Entries in ITU (1)


So, what exactly happened at WCIT?

The short answer is this map, which shows the voting outcome. Broadly, the US, western Europe and friends refused to vote for the new ITR (international telecom regulations) treaty. Russia, China, most of Africa and the Arab states voted for it. Or as The Economist would have it, the return of the Cold War factions.

The biggest loser is the ITU itself, the official UN agency for international telecoms.

The immediate reason is because its old-style, behind-closed door, governments-only approach doesn’t work in the 21st century. 

Longtime ITU observer Keiren McCarthy writes:

In the end, the ITU and the conference chair, having backed themselves to the edge of a cliff, dared governments to push them off. They duly did. And without even peeking over, the crowd turned around and walked away.

Quite a few people - like TechDirt and a US delegation member – forecast that the organization will continue on in a fragmented, politicised way. A bit like the UN itself.

Tech Dirt goes on to say the main reason for the impasse is that

…here is a world in which there are two competing visions for the future of the internet -- one driven by countries who believe the internet should be more open and free... and one driven by the opposite. Whether or not the ITU treaty is ever meaningful or effective, these two visions of the internet are unlikely to go away any time soon.

As for the specifics of the treaty (full text here), the NGO Access Now provides this analysis

The Good

None of the key definitions in the treaty like “telecommunications” or “international route” were expanded to include the internet. Problematic language giving states a right to know how traffic is routed, opening up the door to widespread surveillance and necessitating costly changes to internet architecture was also rejected…

The controversial ETNO [European Telecom Network Operators] proposal, which would have subjected the internet to the “sending party pays” billing model of traditional telephony also didn’t make it into the treaty.

The Bad

A new provision, that requires states to “ensure the provision of Calling Line Identification -- an undefined term but one that certainly includes user data -- made it into the treaty. Worse still, this provision can be modified by future ITU-T standards, which could dangerously expand this treaty to include the internet.
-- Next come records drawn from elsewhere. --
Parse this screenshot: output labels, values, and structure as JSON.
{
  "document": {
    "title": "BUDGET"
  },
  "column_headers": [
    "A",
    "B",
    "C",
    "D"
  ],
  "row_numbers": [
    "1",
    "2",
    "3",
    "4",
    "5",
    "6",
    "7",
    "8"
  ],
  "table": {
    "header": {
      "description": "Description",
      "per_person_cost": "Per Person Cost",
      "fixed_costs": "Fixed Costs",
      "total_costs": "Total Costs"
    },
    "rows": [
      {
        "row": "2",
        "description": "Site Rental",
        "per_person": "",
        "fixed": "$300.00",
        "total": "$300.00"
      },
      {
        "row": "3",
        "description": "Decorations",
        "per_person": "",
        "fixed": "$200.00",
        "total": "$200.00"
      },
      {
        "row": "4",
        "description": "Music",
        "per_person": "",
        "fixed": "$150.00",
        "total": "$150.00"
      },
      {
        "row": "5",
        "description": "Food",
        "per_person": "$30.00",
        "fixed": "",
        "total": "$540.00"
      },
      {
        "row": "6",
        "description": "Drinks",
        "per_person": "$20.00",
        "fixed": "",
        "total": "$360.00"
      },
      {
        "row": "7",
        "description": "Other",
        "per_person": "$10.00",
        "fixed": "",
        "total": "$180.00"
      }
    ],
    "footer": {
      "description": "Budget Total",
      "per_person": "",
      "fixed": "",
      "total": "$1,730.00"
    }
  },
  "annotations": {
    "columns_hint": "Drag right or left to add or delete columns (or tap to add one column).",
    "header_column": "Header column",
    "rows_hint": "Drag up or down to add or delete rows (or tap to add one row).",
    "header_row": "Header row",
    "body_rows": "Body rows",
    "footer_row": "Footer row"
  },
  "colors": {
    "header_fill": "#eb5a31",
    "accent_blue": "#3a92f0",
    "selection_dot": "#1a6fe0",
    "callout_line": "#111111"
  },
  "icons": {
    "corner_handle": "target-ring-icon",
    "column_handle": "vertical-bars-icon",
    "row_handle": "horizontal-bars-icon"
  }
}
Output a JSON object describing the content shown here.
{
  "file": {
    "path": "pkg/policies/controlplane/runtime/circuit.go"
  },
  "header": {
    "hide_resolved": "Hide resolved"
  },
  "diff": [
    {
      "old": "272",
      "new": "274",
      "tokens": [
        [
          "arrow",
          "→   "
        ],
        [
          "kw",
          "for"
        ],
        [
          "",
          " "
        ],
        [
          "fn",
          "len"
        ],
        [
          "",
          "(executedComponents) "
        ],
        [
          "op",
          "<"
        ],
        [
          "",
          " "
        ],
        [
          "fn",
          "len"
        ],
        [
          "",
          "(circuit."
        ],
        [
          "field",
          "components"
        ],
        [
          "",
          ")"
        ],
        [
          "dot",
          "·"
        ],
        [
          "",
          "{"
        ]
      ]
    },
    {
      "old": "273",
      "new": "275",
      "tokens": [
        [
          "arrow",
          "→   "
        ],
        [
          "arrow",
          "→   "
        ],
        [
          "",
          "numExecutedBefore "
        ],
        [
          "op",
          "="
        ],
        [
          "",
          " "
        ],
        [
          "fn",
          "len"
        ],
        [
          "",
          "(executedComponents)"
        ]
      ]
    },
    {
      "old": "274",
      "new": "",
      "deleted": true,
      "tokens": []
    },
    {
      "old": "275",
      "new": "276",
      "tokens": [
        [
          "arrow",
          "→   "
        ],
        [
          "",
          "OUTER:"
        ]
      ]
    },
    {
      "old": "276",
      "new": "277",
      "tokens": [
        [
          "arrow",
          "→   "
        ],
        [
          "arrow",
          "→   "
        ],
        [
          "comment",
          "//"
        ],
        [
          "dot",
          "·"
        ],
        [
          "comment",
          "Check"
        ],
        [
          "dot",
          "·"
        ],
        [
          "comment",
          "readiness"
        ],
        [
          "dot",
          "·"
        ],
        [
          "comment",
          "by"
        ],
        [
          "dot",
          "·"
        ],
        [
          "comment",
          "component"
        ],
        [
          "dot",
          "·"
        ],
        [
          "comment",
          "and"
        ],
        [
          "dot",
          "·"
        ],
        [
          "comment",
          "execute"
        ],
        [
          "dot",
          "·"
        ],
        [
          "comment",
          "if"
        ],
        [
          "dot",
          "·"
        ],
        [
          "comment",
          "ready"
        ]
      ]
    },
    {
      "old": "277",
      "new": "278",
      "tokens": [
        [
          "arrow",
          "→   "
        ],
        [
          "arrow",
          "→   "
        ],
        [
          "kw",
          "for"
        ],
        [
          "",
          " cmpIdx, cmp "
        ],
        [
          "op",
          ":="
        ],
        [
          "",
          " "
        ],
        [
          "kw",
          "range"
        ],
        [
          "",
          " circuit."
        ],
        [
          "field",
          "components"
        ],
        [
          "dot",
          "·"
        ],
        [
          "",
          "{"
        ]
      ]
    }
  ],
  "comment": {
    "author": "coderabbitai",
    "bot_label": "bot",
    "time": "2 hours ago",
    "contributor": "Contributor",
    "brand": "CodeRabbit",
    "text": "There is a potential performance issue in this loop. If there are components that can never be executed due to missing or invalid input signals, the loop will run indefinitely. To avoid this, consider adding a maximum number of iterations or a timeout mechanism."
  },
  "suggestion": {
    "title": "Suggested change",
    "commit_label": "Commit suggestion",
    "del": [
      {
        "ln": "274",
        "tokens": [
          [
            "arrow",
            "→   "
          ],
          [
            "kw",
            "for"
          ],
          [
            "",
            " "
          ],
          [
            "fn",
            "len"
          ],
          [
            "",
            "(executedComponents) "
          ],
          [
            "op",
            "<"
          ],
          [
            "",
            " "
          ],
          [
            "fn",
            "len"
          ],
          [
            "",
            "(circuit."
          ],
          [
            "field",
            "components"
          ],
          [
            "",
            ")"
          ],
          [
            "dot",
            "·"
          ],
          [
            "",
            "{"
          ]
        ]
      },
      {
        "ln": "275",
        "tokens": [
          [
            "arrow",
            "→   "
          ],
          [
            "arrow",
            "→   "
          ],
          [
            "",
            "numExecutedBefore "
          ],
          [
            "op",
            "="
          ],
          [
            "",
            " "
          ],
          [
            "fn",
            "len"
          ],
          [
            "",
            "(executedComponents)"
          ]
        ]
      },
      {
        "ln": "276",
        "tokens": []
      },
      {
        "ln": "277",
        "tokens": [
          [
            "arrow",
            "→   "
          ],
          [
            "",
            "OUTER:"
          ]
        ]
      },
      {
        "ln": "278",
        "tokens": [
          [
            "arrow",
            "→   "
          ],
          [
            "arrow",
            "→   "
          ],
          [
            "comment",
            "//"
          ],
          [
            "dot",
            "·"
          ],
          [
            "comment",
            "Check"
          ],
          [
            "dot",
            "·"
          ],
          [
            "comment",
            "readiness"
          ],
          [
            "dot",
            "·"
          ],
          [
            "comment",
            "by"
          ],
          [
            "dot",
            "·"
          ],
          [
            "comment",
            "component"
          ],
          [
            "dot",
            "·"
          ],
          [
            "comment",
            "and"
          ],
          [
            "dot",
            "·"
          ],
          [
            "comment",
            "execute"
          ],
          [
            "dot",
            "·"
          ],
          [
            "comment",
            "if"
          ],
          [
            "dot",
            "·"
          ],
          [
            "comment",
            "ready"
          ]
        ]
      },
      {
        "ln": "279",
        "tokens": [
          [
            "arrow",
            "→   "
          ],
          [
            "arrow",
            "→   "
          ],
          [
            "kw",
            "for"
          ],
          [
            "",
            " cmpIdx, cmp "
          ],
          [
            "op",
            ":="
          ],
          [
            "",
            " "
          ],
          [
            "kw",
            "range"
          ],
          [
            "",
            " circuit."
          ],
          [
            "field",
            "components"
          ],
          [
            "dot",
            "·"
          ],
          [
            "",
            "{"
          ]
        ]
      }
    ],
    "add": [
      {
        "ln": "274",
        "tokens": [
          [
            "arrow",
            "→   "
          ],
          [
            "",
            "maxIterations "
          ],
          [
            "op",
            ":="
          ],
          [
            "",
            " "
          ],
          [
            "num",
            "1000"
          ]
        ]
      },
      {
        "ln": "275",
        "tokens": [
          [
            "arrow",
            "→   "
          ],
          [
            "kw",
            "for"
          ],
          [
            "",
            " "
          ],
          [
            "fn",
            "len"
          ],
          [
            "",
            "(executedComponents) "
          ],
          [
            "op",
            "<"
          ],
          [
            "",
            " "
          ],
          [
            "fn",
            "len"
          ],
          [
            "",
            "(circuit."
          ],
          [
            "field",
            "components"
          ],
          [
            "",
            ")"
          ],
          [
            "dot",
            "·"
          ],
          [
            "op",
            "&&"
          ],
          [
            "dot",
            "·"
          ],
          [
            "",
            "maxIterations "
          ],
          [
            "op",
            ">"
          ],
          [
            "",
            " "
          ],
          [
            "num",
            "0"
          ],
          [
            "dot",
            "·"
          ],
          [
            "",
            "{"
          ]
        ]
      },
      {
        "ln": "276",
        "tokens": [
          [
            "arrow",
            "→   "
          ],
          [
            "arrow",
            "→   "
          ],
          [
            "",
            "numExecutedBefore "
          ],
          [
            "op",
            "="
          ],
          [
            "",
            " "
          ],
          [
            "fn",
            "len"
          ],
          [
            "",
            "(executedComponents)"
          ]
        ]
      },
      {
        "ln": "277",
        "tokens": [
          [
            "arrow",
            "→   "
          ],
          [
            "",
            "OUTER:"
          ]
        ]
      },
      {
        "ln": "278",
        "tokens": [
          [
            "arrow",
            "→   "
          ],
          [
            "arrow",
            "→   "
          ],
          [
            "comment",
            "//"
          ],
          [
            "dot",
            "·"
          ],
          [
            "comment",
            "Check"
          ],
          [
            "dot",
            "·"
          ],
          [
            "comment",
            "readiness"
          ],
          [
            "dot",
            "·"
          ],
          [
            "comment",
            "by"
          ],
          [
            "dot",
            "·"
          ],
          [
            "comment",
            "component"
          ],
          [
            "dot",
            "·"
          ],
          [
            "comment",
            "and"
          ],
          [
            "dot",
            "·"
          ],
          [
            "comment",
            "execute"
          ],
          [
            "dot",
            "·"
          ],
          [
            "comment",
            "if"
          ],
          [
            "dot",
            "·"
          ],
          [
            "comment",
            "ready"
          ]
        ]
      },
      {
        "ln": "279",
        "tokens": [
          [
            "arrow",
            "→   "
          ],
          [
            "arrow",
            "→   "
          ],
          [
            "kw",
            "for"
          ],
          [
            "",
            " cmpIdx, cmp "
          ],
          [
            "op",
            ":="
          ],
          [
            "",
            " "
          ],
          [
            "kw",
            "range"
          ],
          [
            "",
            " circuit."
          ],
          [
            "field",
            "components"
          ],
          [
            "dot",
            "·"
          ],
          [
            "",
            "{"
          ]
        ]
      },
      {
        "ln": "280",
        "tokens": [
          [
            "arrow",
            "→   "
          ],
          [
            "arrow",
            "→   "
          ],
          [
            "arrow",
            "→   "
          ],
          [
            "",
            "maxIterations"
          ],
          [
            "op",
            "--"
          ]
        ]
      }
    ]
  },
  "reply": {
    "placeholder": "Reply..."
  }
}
The Ugly

Article 5B calls on governments to prevent “unsolicited bulk electronic communications” which could apply to the internet.
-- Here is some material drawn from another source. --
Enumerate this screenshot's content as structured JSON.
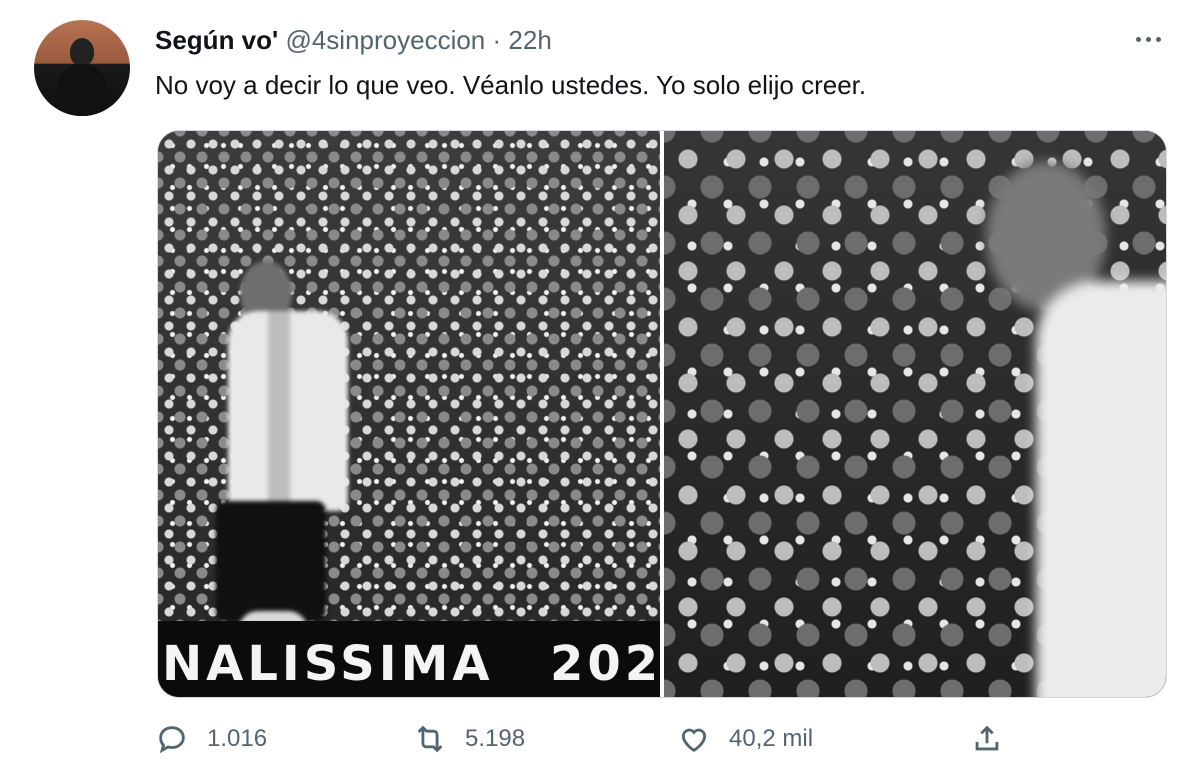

Finally, despite all of the assurances of the ITU Secretariat that the WCIT wouldn’t discuss internet governance, the final treaty text contains a resolution that explicitly “instructs the Secretary-General to take the necessary steps for the ITU to play and active and constructive role in... the internet.”
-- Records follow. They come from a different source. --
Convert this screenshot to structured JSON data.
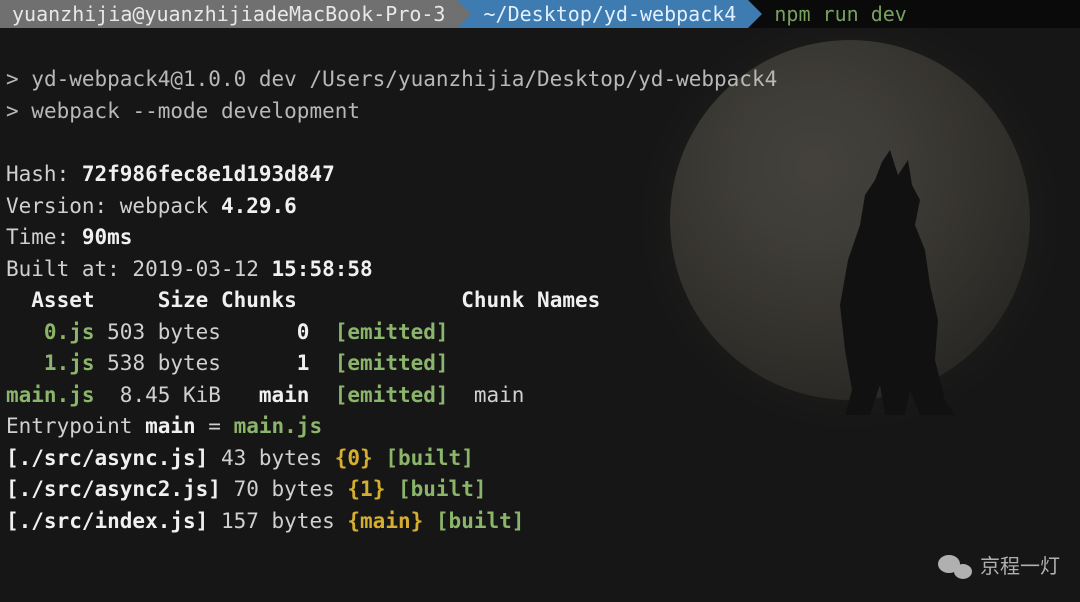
{
  "prompt": {
    "user": "yuanzhijia@yuanzhijiadeMacBook-Pro-3",
    "path": "~/Desktop/yd-webpack4",
    "command": "npm run dev"
  },
  "output": {
    "line1_prefix": "> ",
    "line1": "yd-webpack4@1.0.0 dev /Users/yuanzhijia/Desktop/yd-webpack4",
    "line2_prefix": "> ",
    "line2": "webpack --mode development",
    "hash_label": "Hash: ",
    "hash_value": "72f986fec8e1d193d847",
    "version_label": "Version: webpack ",
    "version_value": "4.29.6",
    "time_label": "Time: ",
    "time_value": "90ms",
    "built_label": "Built at: 2019-03-12 ",
    "built_value": "15:58:58",
    "table": {
      "headers": {
        "asset": "  Asset",
        "size": "     Size",
        "chunks": " Chunks",
        "gap": "            ",
        "names": " Chunk Names"
      },
      "rows": [
        {
          "asset": "   0.js",
          "size": " 503 bytes",
          "chunks": "      0",
          "status": "  [emitted]",
          "names": "  "
        },
        {
          "asset": "   1.js",
          "size": " 538 bytes",
          "chunks": "      1",
          "status": "  [emitted]",
          "names": "  "
        },
        {
          "asset": "main.js",
          "size": "  8.45 KiB",
          "chunks": "   main",
          "status": "  [emitted]",
          "names": "  main"
        }
      ]
    },
    "entry_prefix": "Entrypoint ",
    "entry_name": "main",
    "entry_eq": " = ",
    "entry_file": "main.js",
    "modules": [
      {
        "path": "[./src/async.js]",
        "bytes": " 43 bytes ",
        "chunk_open": "{",
        "chunk": "0",
        "chunk_close": "}",
        "status": " [built]"
      },
      {
        "path": "[./src/async2.js]",
        "bytes": " 70 bytes ",
        "chunk_open": "{",
        "chunk": "1",
        "chunk_close": "}",
        "status": " [built]"
      },
      {
        "path": "[./src/index.js]",
        "bytes": " 157 bytes ",
        "chunk_open": "{",
        "chunk": "main",
        "chunk_close": "}",
        "status": " [built]"
      }
    ]
  },
  "watermark": "京程一灯"
}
It also says “all governments should have an equal role and responsibility for international internet governance” – a reference to the Russian and Chinese demand that the US surrender its official influence over ICANN.

We shouldn’t weep for the ITU.  These days it is little more than the global registry for technical agreements hammered out in other industry bodies. It will still play that role. It has plenty of time to adjust to its new role as arena for geopolitical contest.